After Alfred says his good-byes to the casket, which features a fake skeleton in lieu of Gary’s now cremated body, Van, Earn, and Kenya, one of Earn’s previous flings, erupt from a random door in the room. Atlanta’s tendency for absurdism is alive and well in this episode through each character’s Alice in Wonderland–esque journey down a rabbit hole. While Alfred was on his scavenger hunt and Darius was running from a woman in a wheelchair, Earn took Van to Atlantic Station to get a new phone. As soon as they arrive, he runs into Kenya … and then another ex at the AT&T store. Van also runs into an ex, who happens to have been working at that same AT&T for the past ten years. They keep walking through the shopping center, passing more and more of their past romantic partners. They try to leave but get lost in what seems like an endless labyrinth of a parking lot until they run back into Kenya, who says she feels as if she’s been lost for a really long time. Earn and Van ask her point blank how long she’s been at Atlantic Station, asking what movie was playing at the cinema when she first arrived. She says it was Now You See Me 2, which was released in 2016.
Stuck in the graveyard of their coital pasts, Van and Earn find the emergency exit. At first hesitant to venture into the unknown under such circumstances, Van eventually allows Earn to lead her through the dark. The camera goes black, and we only hear their voices describing the area as having sopping-wet carpeted walls with little to no light. They kick their way through and stumble into Blue Blood’s funeral with Kenya following shortly after. As they walk out to the car, so Al can take them home, Darius hobbles into the parking lot asking for a ride home as well. Kenya, whose original 2016 mission to Atlantic Station was to get a gift for her dad, realizes she never actually got the gift. Darius gives her the unwanted air fryer and leaves her to wait for an Uber in the parking lot. Al, Earn, Van, and Darius drive off as Kenya waits; the final scene of the episode is a tight shot of the back of Kenya’s head as the purring of a wheelchair motor draws closer.
Atlanta After Hours

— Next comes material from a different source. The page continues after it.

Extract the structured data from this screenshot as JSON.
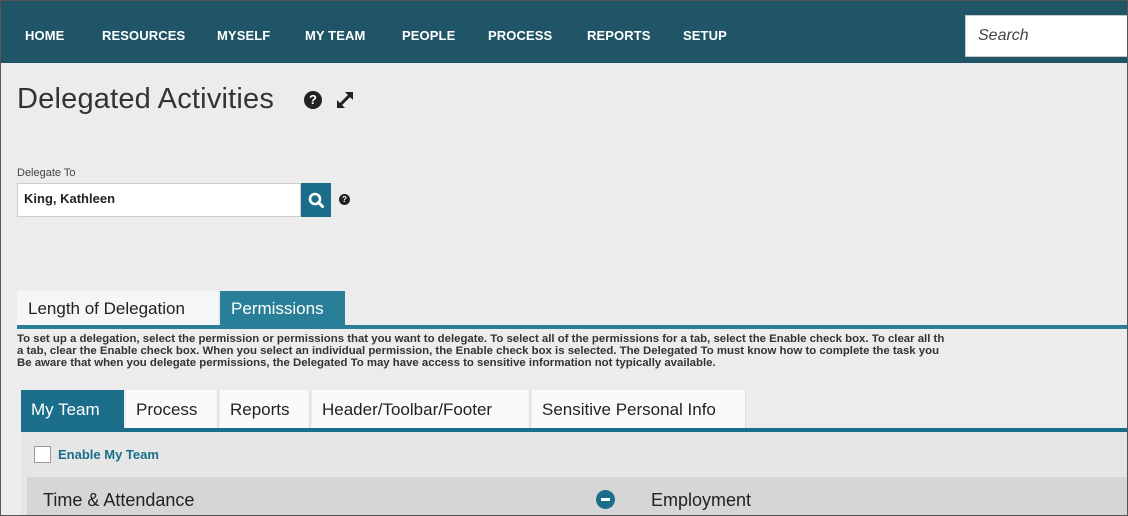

• Though it had some great moments, the third season left me less than satisfied and, truthfully, a little weary about what to expect next, but this episode was pretty solid. All of my favorite moments from last season were the episodes that followed the main characters, so starting with them, as opposed to a stand-alone story line, eased my worries.
• Being back in Atlanta after traveling internationally and evolving as much as they all have presents a number of interesting routes for storytelling. I appreciated the rabbit-hole concept of Van and Earn’s experience at Atlantic Station — the redundancy of being stuck in a loop is very symbolic of returning home after periods of immense growth.

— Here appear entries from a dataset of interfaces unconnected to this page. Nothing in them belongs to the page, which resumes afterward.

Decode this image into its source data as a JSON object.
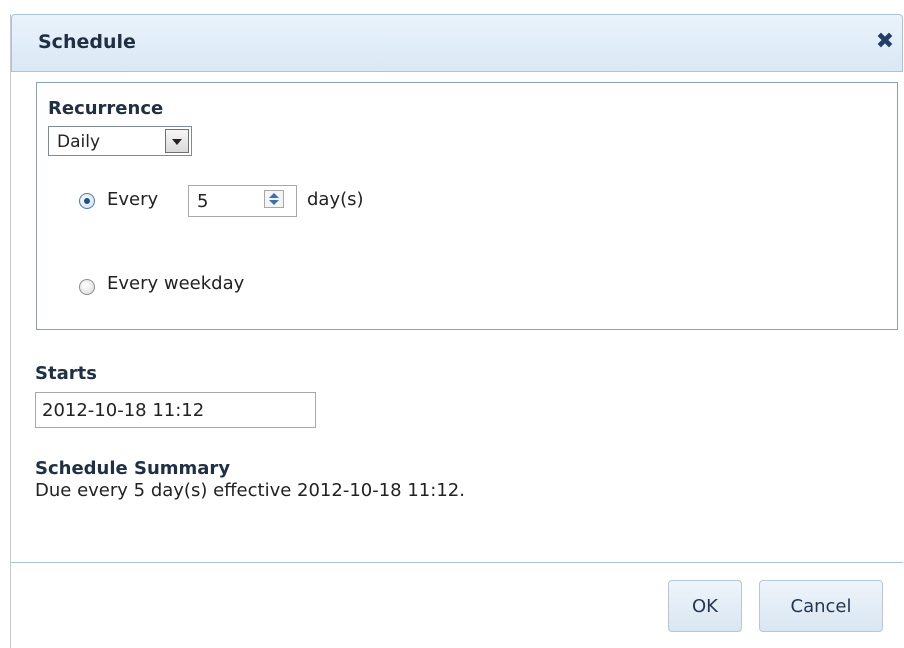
{
  "dialog": {
    "title": "Schedule",
    "close_glyph": "✖"
  },
  "recurrence": {
    "label": "Recurrence",
    "frequency": "Daily",
    "every_option": {
      "prefix": "Every",
      "value": "5",
      "suffix": "day(s)",
      "selected": true
    },
    "weekday_option": {
      "label": "Every weekday",
      "selected": false
    }
  },
  "starts": {
    "label": "Starts",
    "value": "2012-10-18 11:12"
  },
  "summary": {
    "label": "Schedule Summary",
    "text": "Due every 5 day(s) effective 2012-10-18 11:12."
  },
  "buttons": {
    "ok": "OK",
    "cancel": "Cancel"
  }
}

• Hiro Murai’s eye is luring me to move to Atlanta; as much as the cinematography of the previous season was beyond gorgeous amid the striking European backdrops, there’s just something about how this show captures the city that makes me want to become a Georgia peach.